David Cameron did the rounds of the media studios yesterday promoting the Government’s new initiative for online safety for children. If it had not been for the stupidity of the idea, it would have been brilliant.
The UK Government is proposing two changes – a filtering system run by Internet Service Providers to restrict access to online pornography and the banning of certain search phrases which could reveal real nasty stuff.
On the face of it, that sounds a great idea. To the uninitiated it sounds as though the Government is at last doing something about the horrors of the web. To the cynical it sounds merely like something designed to gain the votes of the ignoramt.
There are two main issues with the system put in place by the Prime Minister.
Firstly, filtering can be circumvented. Any teenager can easily find out how to get round filters. It doesn’t take a genius to search for software that gets round filters, to find there are plenty of free options as well as a ton of advice on how to do this easily – without parents knowing…! So when an ISP has filters switched on, Mum and Dad will be reassured that their children will be protected. But those youngsters could well be going around those filters, seeing things which may be psychologically damaging to them. But Mum and Dad won’t know – they won’t even bother to talk about online safety because that nice Mr Cameron has solved it for them. Far from making the Internet safer for children, the filter move has the potential to make it more dangeorous as parents will relax their existing controls blissfully unaware that their children are visiting porn.
The second issue about banning search terms is patent nonsense. Each MONTH around 50% of the phrases searched for on the web have NEVER been used before. Novel combinations of words and phrases are the very lifeblood of search and one reason why Google has to constantly update its index. To ban a word or phrase from revealing search results would be a never-ending and unsuccessful chase. As one phrase is banned, people would search for another one. A ban on search terms simply would not work – even before you consider the civil liberty implications or the problems it might cause when the banned phrases could impact legitimate search terms too.
Here is what the Government ought to be doing. Instead of worrying about whether or not Google pays any tax, they should set up an educational programme both for children and for parents that receives significantly more funding than any previous initiatives. That funding should be in the tens of millions of pounds region and should come directly from Google. Call it a “contribution to society”. The money would provide leaflets, booklets, evening classes, online lessons, Facebook pages and a one-to-one phone advice shop for parents and children. The whole thing will be geared to educating parents in particular as to what they can do to help their children use the Internet safely and what to do if they stumble across anything nasty.

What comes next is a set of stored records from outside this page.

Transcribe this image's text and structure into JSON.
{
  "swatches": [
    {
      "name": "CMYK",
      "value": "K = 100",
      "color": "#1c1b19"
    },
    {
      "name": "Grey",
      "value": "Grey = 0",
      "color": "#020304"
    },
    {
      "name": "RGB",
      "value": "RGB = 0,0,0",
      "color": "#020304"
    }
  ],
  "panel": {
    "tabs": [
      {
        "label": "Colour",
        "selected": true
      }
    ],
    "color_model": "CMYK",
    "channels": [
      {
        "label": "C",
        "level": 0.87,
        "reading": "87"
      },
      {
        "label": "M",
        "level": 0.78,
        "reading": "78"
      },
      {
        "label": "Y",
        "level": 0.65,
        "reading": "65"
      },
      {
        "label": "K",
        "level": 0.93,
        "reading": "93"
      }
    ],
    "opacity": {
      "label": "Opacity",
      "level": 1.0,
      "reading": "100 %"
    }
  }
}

The reason this is needed is simple. One set of parents may have their filters switched on and think their child is protected. But their youngster visits their friend’s house where the filters are switched off and they can see anything. With education those children potentially seeing anything will know how to avoid the nasty stuff, what to do if it is mistakenly viewed and that they should discuss their feelings and reactions to it with their parents. With a massive education campaign these things can happen. With the Government’s filters in place all that will happen is that the danger to children is INCREASED.
Far from helping online safety, these changes have made things worse. As a parent, David Cameron should be ashamed.
Graham Jones is an Internet Psychologist who studies the way people use the online world, in particular how people engage with businesses. He uses this knowledge to help companies improve their online connections to their customers and potential customers and offers consultancy, workshops, masterclasses and webinars. He also speaks regularly at conferences and business events. Graham is an award-winning writer and the author of 32 books, several of which are about various aspects of the Internet. For more information connect with me on Google+